We have experimentally produced nanophase sulfide compounds and magnetite embedded in Si-rich amorphous materials by flash-cooling of a gas stream. Similar assemblages are ubiquitous, and often dominant components of samples of impact-processed silica aerogel tiles and submicron grains from comet 81P/Wild 2 were retrieved by NASA's Stardust mission. Although the texture and compositions of nanosulfide compounds have been reproduced experimentally, the mechanisms of formation of these minerals and their relationship with the surrounding amorphous materials have not been established. In this study, we present evidence that both of these materials may not only be produced through cooling of a superheated liquid but they may have also been formed simultaneously by flash-cooling and subsequent deposition of a gas dominated by Fe-S-SiO-O2. In a dust generator at the Goddard Space Flight Center, samples are produced by direct gas-phase condensation from gaseous precursors followed by deposition, which effectively isolates the effects of gas-phase reactions from the effects of melting and condensation. High-resolution transmission electron microscopy images and energy-dispersive spectroscopy analysis show that these experiments replicate key features of materials from type B and type C Stardust tracks, including textures, distribution of inclusions, nanophase size, and compositional diversity. We argue that gas-phase reactions may have played a significant role in the capture environment for nanophase materials. Our results are consistent with a potential progenitor assemblage of micron and submicron-sized sulfides and submicron silica-bearing phases, which are commonly observed in chondritic interplanetary dust particles and in the matrices of the most pristine chondritic meteorites.

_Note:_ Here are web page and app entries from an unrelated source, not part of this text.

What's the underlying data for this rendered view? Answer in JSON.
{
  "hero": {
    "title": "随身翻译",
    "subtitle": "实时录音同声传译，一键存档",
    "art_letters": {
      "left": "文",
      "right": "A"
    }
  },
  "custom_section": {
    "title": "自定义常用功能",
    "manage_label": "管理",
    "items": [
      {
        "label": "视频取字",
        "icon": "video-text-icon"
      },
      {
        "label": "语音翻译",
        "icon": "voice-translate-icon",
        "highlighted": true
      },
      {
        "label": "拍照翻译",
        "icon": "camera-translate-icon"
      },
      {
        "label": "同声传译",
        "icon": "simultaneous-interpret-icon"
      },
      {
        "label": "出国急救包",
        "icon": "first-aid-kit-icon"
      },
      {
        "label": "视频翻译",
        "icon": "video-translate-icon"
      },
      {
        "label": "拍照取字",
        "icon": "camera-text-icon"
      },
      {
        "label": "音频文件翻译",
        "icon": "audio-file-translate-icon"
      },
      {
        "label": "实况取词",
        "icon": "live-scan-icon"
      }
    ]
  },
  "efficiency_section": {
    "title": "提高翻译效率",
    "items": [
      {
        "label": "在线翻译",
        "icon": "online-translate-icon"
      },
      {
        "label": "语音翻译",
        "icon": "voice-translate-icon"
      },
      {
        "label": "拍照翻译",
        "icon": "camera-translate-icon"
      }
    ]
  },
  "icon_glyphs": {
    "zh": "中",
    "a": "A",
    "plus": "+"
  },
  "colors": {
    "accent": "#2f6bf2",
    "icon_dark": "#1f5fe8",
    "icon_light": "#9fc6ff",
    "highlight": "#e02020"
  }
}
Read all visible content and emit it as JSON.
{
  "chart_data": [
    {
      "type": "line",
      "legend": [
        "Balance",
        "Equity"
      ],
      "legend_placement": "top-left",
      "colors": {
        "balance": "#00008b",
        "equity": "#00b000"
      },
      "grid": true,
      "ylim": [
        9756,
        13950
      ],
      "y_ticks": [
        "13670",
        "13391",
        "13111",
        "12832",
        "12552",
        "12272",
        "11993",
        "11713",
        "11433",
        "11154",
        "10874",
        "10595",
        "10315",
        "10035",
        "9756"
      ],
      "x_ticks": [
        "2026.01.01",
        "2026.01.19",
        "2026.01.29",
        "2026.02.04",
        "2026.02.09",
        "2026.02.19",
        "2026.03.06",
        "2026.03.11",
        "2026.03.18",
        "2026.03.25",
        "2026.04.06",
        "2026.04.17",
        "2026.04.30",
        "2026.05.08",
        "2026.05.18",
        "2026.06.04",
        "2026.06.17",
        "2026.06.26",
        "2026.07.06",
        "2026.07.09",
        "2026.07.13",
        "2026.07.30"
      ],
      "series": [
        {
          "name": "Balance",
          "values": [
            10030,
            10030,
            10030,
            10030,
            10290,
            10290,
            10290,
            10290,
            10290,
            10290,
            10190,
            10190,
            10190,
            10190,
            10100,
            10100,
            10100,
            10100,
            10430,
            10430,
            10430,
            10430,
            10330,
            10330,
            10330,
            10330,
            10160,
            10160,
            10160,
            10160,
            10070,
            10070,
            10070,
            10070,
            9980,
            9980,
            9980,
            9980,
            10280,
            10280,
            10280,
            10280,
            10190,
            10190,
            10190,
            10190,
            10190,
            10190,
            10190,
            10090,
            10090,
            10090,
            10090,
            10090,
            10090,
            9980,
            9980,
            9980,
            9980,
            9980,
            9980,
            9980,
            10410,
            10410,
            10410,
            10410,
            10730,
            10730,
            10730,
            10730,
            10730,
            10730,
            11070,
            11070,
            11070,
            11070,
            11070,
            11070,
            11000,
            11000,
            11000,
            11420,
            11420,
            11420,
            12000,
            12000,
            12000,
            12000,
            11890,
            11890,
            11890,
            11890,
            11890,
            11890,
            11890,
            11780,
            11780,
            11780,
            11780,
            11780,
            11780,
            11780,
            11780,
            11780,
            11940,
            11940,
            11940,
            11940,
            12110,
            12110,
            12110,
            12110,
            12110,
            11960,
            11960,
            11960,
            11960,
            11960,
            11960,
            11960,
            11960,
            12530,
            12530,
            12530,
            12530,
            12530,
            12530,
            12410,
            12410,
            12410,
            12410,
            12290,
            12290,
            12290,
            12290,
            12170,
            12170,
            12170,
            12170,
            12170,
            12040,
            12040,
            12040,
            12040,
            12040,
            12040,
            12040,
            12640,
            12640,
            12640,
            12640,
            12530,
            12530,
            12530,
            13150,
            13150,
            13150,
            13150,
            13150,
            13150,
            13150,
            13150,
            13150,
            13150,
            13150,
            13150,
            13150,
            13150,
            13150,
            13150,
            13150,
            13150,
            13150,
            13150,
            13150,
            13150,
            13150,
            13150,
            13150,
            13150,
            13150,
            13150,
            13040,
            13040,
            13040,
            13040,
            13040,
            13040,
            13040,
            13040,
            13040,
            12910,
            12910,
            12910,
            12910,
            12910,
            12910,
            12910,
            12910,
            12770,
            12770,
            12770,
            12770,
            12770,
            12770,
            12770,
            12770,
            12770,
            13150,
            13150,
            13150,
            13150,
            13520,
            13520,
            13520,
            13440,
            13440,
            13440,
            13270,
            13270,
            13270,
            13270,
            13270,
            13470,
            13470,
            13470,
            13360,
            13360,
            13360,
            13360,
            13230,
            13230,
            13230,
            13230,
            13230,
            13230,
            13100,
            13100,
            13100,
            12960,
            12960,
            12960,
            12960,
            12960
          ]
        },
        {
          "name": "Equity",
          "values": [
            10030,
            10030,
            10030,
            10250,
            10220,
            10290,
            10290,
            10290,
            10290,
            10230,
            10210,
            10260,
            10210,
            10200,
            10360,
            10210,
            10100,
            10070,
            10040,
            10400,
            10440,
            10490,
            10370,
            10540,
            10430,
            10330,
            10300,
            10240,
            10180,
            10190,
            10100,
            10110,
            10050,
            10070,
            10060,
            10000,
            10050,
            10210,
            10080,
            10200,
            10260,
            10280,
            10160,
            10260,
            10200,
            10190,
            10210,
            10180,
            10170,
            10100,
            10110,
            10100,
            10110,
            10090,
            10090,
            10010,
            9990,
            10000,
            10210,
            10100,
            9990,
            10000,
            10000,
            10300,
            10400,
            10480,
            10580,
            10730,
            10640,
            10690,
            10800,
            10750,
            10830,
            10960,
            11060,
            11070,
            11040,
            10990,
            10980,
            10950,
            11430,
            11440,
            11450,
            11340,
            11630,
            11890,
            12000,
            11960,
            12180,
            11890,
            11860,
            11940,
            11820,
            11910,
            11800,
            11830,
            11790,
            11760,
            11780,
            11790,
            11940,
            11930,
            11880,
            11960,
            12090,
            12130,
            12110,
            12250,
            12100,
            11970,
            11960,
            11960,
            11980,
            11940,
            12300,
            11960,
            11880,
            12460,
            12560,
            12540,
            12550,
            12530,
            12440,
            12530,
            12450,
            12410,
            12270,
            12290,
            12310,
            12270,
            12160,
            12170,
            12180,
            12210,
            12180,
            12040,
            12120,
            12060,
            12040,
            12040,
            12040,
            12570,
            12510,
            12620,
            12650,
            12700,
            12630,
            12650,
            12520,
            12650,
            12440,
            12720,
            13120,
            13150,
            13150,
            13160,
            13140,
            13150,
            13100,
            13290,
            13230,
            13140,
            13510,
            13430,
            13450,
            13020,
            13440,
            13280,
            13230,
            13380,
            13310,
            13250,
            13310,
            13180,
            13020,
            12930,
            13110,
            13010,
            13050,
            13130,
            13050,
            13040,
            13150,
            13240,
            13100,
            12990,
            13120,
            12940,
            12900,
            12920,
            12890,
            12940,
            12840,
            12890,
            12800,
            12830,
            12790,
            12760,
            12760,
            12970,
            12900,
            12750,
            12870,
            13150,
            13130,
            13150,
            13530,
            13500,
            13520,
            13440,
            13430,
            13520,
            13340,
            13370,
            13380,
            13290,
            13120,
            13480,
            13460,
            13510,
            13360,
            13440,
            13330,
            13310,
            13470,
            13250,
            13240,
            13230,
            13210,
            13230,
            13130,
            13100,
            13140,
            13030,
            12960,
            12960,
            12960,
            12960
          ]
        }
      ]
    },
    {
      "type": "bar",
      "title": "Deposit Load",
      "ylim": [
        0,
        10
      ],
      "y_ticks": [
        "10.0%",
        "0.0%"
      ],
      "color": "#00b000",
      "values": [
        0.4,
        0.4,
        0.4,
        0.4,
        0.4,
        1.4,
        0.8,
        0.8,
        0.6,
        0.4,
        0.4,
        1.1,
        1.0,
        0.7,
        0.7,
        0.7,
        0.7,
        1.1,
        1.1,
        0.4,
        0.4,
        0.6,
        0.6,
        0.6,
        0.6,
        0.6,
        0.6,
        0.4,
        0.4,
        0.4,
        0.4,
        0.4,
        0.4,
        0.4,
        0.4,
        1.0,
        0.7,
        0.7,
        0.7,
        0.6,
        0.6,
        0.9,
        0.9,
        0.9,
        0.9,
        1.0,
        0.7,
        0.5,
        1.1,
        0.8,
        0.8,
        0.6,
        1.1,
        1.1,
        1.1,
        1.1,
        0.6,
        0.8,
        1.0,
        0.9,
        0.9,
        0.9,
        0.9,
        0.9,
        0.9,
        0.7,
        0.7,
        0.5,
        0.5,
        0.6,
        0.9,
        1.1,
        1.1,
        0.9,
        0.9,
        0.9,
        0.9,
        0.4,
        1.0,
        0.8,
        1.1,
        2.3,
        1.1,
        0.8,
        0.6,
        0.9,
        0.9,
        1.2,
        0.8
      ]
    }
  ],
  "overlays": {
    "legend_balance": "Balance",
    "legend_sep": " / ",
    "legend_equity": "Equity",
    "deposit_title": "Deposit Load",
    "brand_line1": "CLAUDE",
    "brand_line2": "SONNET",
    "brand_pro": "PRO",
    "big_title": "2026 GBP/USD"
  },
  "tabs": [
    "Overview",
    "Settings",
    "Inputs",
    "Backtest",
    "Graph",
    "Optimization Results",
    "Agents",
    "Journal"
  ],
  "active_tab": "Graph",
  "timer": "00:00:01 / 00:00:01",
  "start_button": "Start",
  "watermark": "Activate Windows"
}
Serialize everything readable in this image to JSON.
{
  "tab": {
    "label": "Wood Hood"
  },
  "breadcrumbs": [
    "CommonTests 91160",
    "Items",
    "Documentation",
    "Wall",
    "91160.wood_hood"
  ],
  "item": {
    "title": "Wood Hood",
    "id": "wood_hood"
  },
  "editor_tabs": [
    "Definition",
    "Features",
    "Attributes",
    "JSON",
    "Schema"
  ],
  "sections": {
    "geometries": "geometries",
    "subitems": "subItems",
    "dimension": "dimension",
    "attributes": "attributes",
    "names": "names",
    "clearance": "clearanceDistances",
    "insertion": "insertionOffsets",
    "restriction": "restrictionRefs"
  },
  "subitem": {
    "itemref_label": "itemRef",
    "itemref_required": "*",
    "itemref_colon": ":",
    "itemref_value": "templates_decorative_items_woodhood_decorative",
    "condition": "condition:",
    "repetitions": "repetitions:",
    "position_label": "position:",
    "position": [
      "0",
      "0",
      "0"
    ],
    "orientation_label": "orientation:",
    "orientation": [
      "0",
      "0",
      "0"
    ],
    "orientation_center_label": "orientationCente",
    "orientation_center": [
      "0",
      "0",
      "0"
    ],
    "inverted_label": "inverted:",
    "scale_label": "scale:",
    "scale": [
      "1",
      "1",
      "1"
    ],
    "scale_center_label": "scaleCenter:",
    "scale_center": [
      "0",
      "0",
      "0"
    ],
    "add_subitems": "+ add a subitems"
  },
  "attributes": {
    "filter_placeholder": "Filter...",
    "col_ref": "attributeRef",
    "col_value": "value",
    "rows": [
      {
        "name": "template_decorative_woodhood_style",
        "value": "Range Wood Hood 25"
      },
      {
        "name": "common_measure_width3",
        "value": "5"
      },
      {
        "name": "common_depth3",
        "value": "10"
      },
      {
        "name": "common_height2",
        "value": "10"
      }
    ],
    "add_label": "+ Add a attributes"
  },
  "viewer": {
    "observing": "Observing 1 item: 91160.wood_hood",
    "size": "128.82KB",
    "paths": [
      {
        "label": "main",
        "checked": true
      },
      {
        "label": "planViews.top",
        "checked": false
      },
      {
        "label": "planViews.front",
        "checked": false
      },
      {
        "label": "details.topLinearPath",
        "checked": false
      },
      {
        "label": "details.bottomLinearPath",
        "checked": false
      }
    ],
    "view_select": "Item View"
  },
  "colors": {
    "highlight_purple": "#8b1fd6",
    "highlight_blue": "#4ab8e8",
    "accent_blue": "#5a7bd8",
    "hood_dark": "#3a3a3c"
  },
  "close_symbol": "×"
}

All Science Journal Classification (ASJC) codes
- Space and Planetary Science